"Rage of the Seljuk Turks" follows the reign of the first of the two great Turk nations, the Seljuks. From their humble beginnings as nomads in the Arab Empire, to their heroic triumph against a far superior Byzantine army at Manzikert, and finally to their honourable fall to the Mongol Horde during the 13th century AD.
||Age of Kings 1.0
||Build and Destroy
|Number of scenarios:
The Turks would have to be my favourite civ in Age of Kings. In writing the campaign, I've tried to make a series of unique scenarios which each present a new challenge, like only acquiring gold through trade and emphasis on diplomacy in some scenarios etc. It was written off minimal research, so it's not a 100% accurate representation of the Seljuks, but I think it is enjoyable, which is of course the main thing.
I'll be honest, the campaign has certainly been playtested, but not overly thoroughly. If you find any errors, or you have any suggestions or comments on the campaign, I'd be more than willing to hear them.
|Author||Reviews ( All | Comments Only | Reviews Only )|
This turned out to be quite a good campaign. The Author put a lot of thought into how to progress the scenarios and delivered a very ES type campaign. I am always a little disappointed however at the rework thy AI messages at the start !
This feels so similar to the sort of Campaign that ES did and included with their game that perhaps Lawrence should ask them for a job..lol ! Now although this is praise, I must add that the ES style campaign are not my favourites (Too much of the same thing).
The maps were generally serviceable, with the desert backdrop being an excuse for not “filling” them in. Some of the cities are really quite good with some attention to detail. The story is quite good and the bitmaps relevant (although repetitive) The gameplay did settle into the typical Human vs standard EE AI style battles. I must admit to not being able to win the 4th battle type scenario “Manzikert”. I tried everything but the comp player just seemed way overpowered. Generally the balance was good with allies often helping out against tough opponents. While the author has done a lot right and little wrong and this is probably a scenario most people will enjoy it did leave me a bit dissatisfied. It seemed a bit too long and bit too predictable.
Rage of the Seljuk Turks is a predominantly B&D campaign tracing the establishment of Seljuk Turk hegemony in Asia Minor, up to their destruction by the Mongols in 13th century. It was played (mostly) on Moderate difficulty, using HD edition.
Overall, the campaign is decently fun, without any glaring bugs.

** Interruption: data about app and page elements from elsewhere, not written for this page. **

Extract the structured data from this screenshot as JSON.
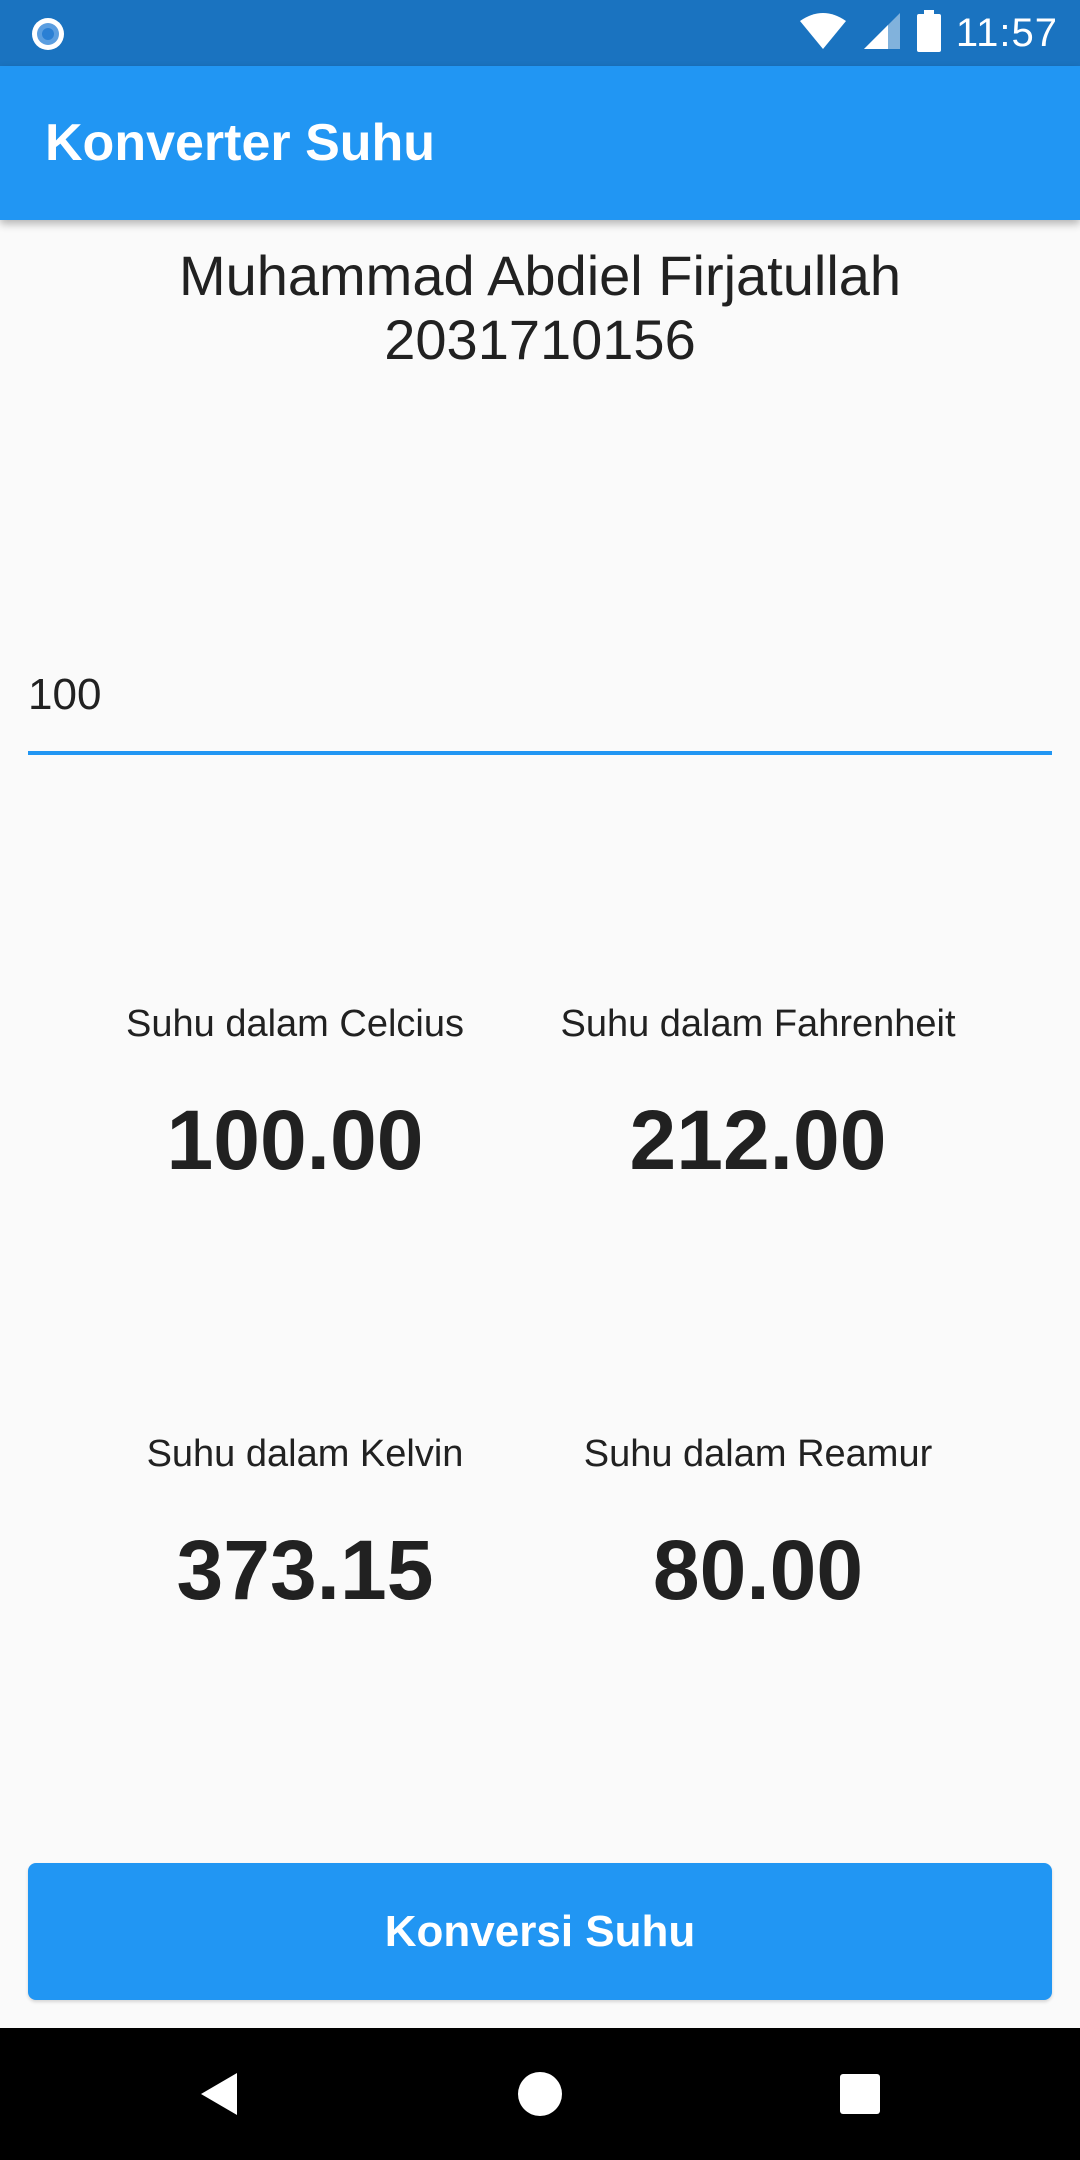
{
  "status_bar": {
    "time": "11:57",
    "icons": [
      "notification-dot-icon",
      "wifi-icon",
      "signal-icon",
      "battery-icon"
    ]
  },
  "app_bar": {
    "title": "Konverter Suhu"
  },
  "header": {
    "name": "Muhammad Abdiel Firjatullah",
    "id_number": "2031710156"
  },
  "input": {
    "value": "100"
  },
  "results": {
    "celcius": {
      "label": "Suhu dalam Celcius",
      "value": "100.00"
    },
    "fahrenheit": {
      "label": "Suhu dalam Fahrenheit",
      "value": "212.00"
    },
    "kelvin": {
      "label": "Suhu dalam Kelvin",
      "value": "373.15"
    },
    "reamur": {
      "label": "Suhu dalam Reamur",
      "value": "80.00"
    }
  },
  "button": {
    "label": "Konversi Suhu"
  },
  "nav_bar": {
    "icons": [
      "back-icon",
      "home-icon",
      "recents-icon"
    ]
  },
  "colors": {
    "primary": "#2196f3",
    "status_bar": "#1a73c0",
    "background": "#fafafa",
    "text": "#212121"
  }
}
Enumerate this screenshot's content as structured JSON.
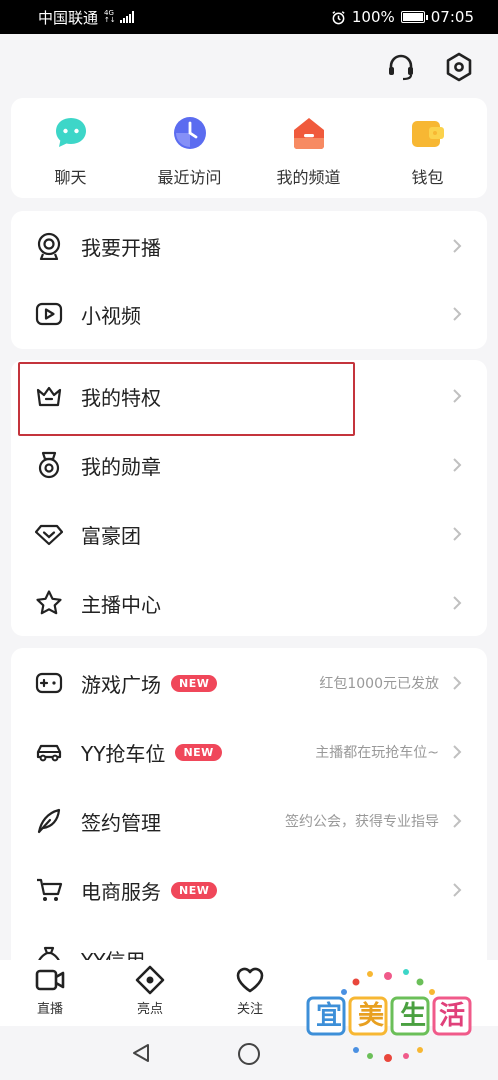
{
  "status_bar": {
    "carrier": "中国联通",
    "network": "4G",
    "battery": "100%",
    "time": "07:05"
  },
  "top_actions": [
    {
      "icon": "headset-icon"
    },
    {
      "icon": "settings-hex-icon"
    }
  ],
  "quick_actions": [
    {
      "label": "聊天",
      "icon": "chat-bubble-icon",
      "color": "#3dd6c8"
    },
    {
      "label": "最近访问",
      "icon": "clock-icon",
      "color": "#5b6cf0"
    },
    {
      "label": "我的频道",
      "icon": "channel-house-icon",
      "color": "#f05a3c"
    },
    {
      "label": "钱包",
      "icon": "wallet-icon",
      "color": "#f7b733"
    }
  ],
  "menu_group_1": [
    {
      "label": "我要开播",
      "icon": "webcam-icon"
    },
    {
      "label": "小视频",
      "icon": "video-play-icon"
    }
  ],
  "menu_group_2": [
    {
      "label": "我的特权",
      "icon": "crown-icon"
    },
    {
      "label": "我的勋章",
      "icon": "medal-icon"
    },
    {
      "label": "富豪团",
      "icon": "diamond-heart-icon"
    },
    {
      "label": "主播中心",
      "icon": "star-icon"
    }
  ],
  "menu_group_3": [
    {
      "label": "游戏广场",
      "icon": "gamepad-icon",
      "badge": "NEW",
      "sub": "红包1000元已发放"
    },
    {
      "label": "YY抢车位",
      "icon": "car-icon",
      "badge": "NEW",
      "sub": "主播都在玩抢车位~"
    },
    {
      "label": "签约管理",
      "icon": "feather-pen-icon",
      "sub": "签约公会，获得专业指导"
    },
    {
      "label": "电商服务",
      "icon": "shopping-cart-icon",
      "badge": "NEW"
    },
    {
      "label": "YY信用",
      "icon": "money-bag-icon"
    }
  ],
  "bottom_nav": [
    {
      "label": "直播",
      "icon": "live-camera-icon"
    },
    {
      "label": "亮点",
      "icon": "highlight-eye-icon"
    },
    {
      "label": "关注",
      "icon": "heart-icon"
    }
  ],
  "watermark": {
    "text": "宜美生活"
  },
  "colors": {
    "badge": "#f0475a",
    "highlight_box": "#c4343c",
    "background": "#f5f5f7"
  }
}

My only concern was scenario 5, where one of my allies inexplicably turned enemy, without the usual AI messaging shenanigans that tend to accompany such "tricks" of Standard AI. This traitor went on to become the MVP for the enemy team, since my own AI ally ignored them. Other than this, the missions were pretty easy to follow, and were decently fun.
Overall, I'd like to praise the AI. on Moderate, my allies (when I had them), contributed; In a siege scenario AI behaved fairly intelligently and was capable of demolishing fortifications, offering a real challenge; some thorough trigger work meant there was no way to exploit the AI via diplomacy options;

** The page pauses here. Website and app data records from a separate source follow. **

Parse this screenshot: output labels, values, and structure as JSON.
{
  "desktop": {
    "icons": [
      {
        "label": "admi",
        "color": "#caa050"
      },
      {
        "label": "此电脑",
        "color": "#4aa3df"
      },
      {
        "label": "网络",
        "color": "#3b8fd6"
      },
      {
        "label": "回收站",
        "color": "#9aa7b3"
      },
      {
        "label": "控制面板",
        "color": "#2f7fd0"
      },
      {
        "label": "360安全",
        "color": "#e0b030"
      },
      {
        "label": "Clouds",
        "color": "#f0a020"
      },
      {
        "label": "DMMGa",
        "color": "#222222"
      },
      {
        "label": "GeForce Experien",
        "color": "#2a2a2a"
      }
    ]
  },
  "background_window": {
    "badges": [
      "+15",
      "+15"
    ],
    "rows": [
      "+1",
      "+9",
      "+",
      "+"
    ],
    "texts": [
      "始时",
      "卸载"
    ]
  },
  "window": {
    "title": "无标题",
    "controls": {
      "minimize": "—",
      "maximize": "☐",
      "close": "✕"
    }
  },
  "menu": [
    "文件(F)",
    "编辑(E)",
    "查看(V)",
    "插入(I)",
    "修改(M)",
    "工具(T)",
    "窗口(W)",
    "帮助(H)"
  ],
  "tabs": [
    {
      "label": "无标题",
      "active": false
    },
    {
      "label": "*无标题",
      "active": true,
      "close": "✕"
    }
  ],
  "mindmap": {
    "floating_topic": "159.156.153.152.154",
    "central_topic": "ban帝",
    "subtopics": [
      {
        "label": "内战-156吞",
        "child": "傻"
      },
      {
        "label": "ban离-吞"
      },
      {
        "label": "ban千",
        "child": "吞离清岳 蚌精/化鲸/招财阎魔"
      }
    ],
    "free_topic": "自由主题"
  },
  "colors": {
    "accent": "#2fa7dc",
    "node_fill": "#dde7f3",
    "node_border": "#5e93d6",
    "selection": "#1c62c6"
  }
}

But then there's scenario 4, "Battle of Manizikert", which is a fixed force where the player is out-teched and out-manned and required to "use terrain" in order to beat a superior foe. The AI on Standard indeed allows itself to be distracted and attacked piecemeal. The Moderate AI, however, keeps all its units clumped up together as it patrols towards you, making hit and run tactics useless-- especially since the player lacks that staple of steppe armies, the Cavalry Archers. I tried this scenario many times, and I just don't see how it can be beat on Moderate. So I have to dock points for balance here.

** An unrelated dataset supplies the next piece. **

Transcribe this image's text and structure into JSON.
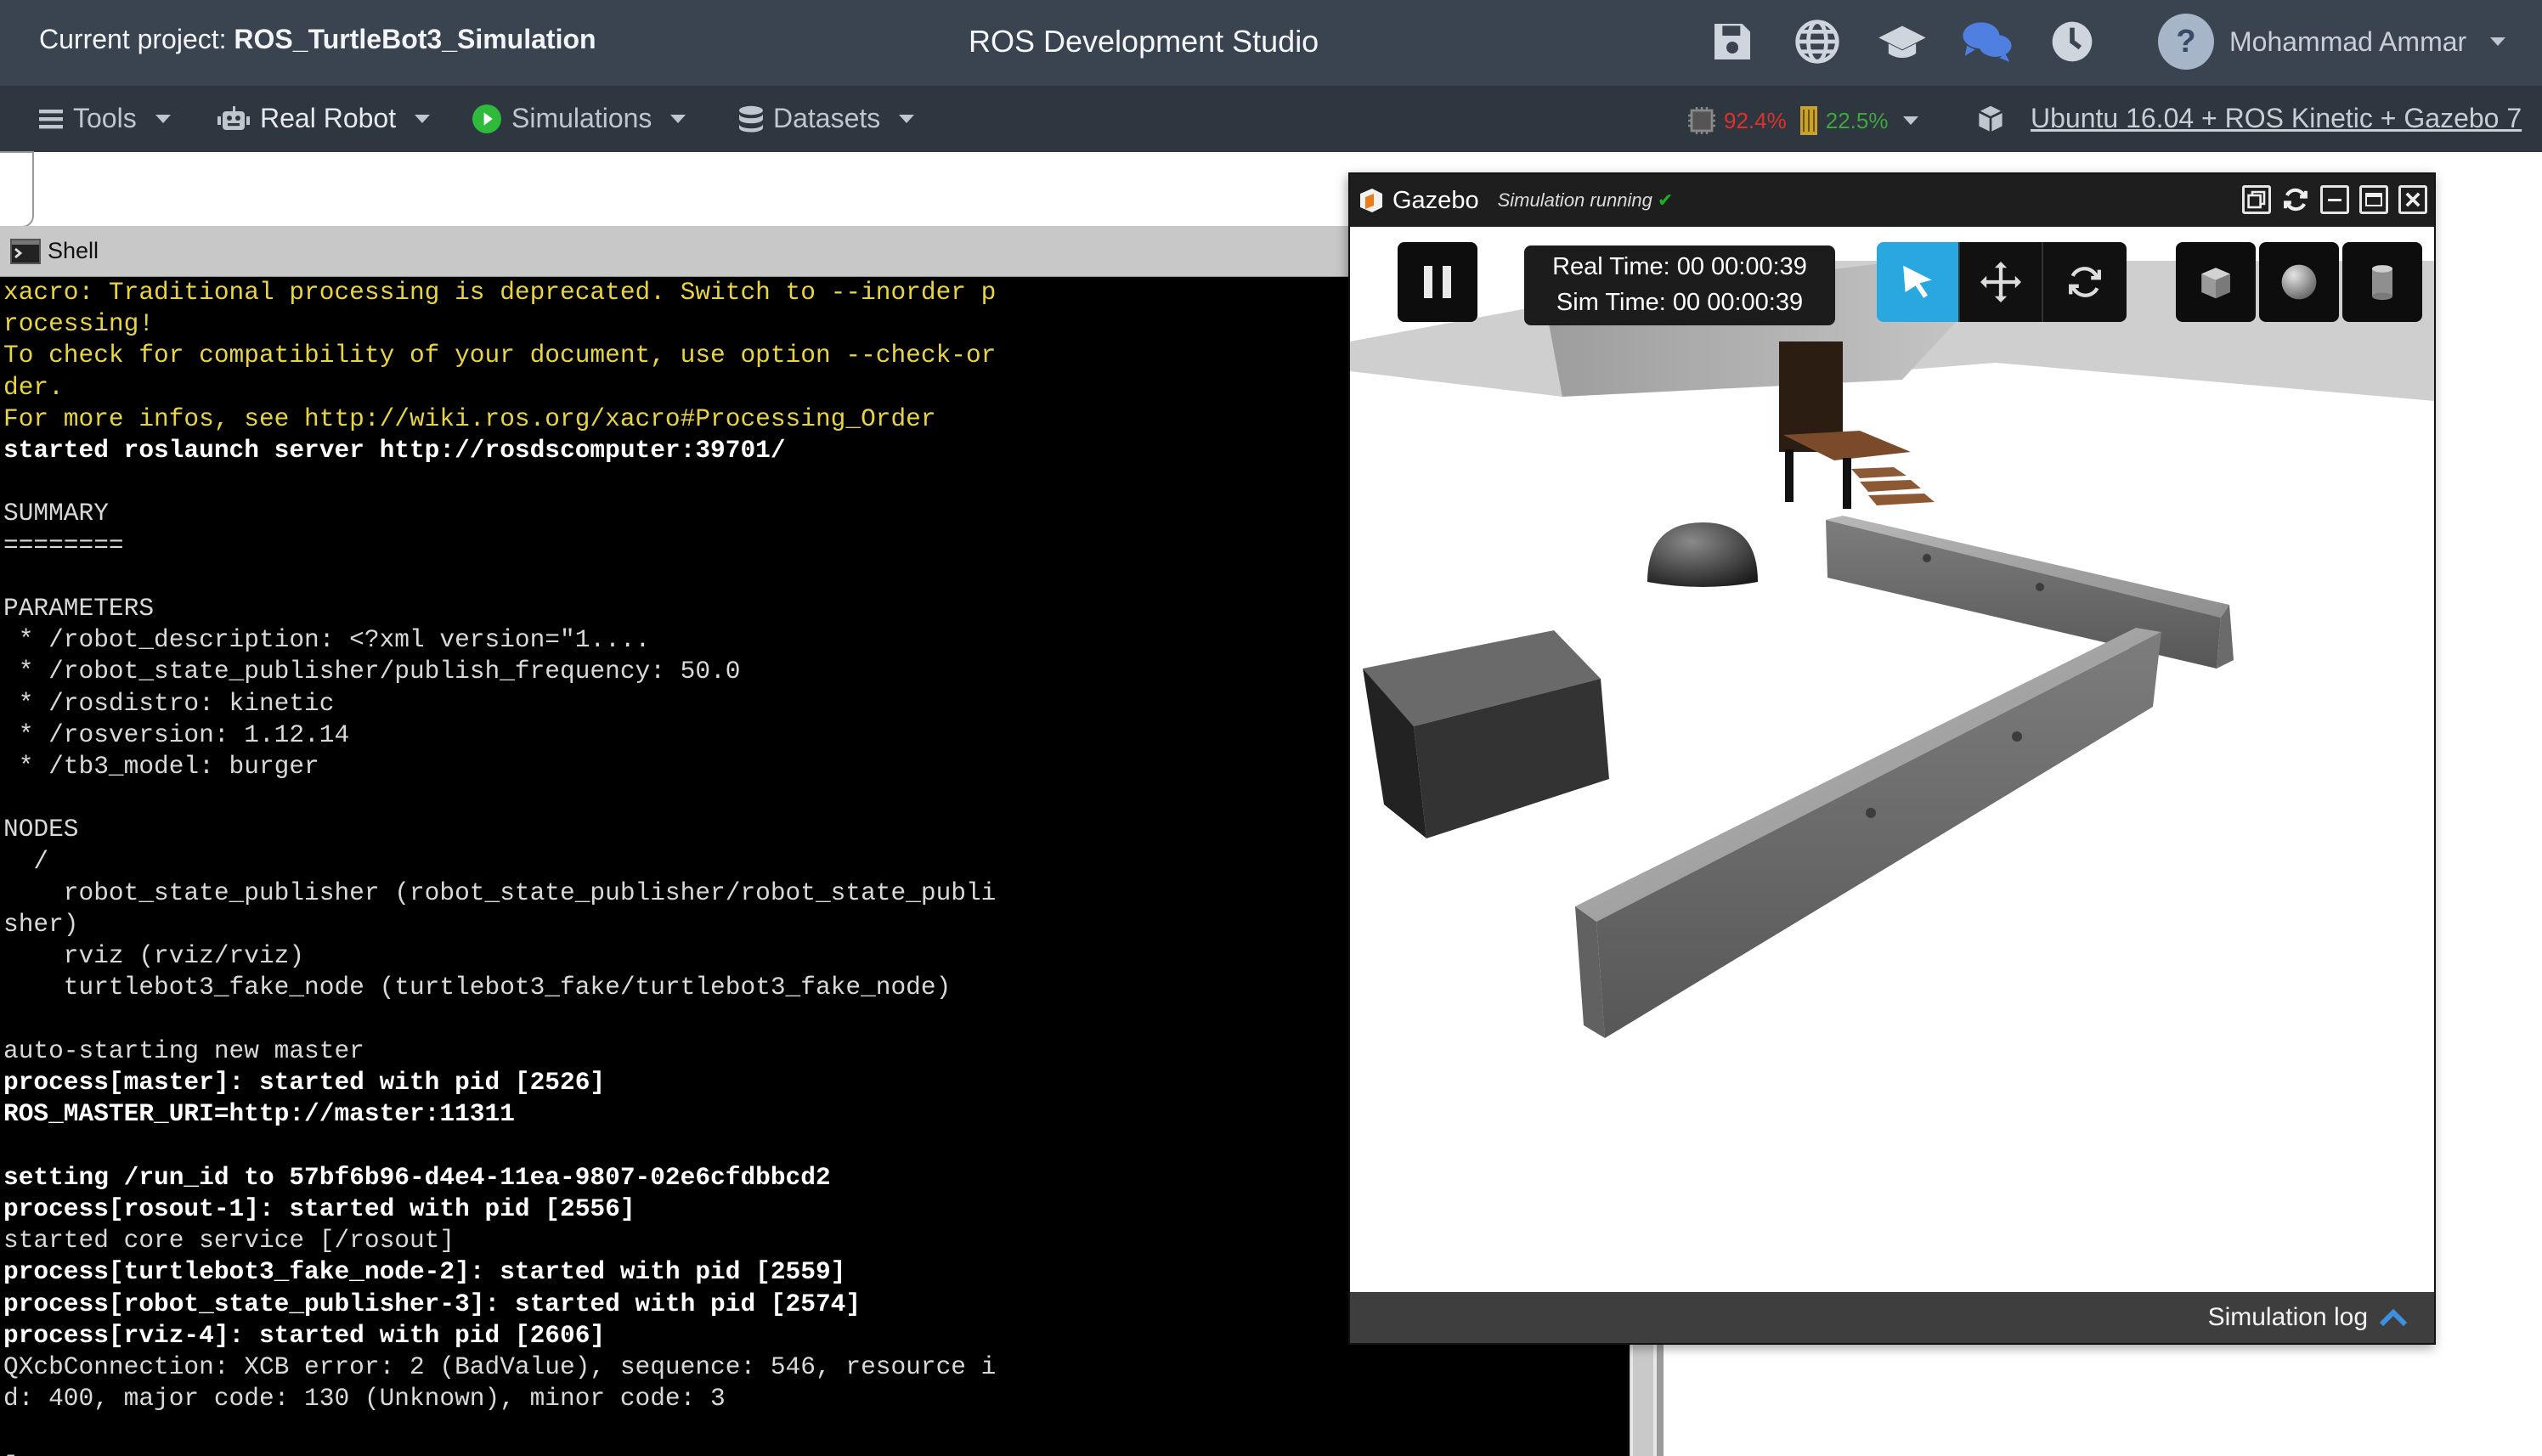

Campaign was a combination of FF and B&D, with few real surprises. The 3rd scenario that had you go through a maze-like map of Turkish and Byzantine border holdings was kind of creative; so was the last defensive mission; The Battle of Manzikert pales in comparison to the ES scenario; the B&D scens were rather typical, though I liked the mechanic in Scenario 2 to intimidate Byzantium to become your ally.
Map Design: 3
Mad design was very much "function over style". Though I liked the maze-like layout in Scen 3, and all the early scenarios showed some variety, later maps were very bland. The last B&D was pretty much a Random Map Islands 3 v 3 set-up. The last mission had a pretty good-looking fortress, and flat, bland steppe/desert terrain all around. Clearly the weakest point of campaign.
Author provided decent history sections and aftermath screens, but there were no maps; same bitmap was used for all 6 scenarios. In-game dialogue was sparse. Nothing really stood out here.
A decent second-tier historical campaign, that's slightly above average. Wouldn't be my first recommendation, but there are certainly interesting nuggets in there, coupled with a fairly decent AI. Just turn down the difficulty for that Scenario 4.
[Edited on 07/09/19 @ 09:02 PM]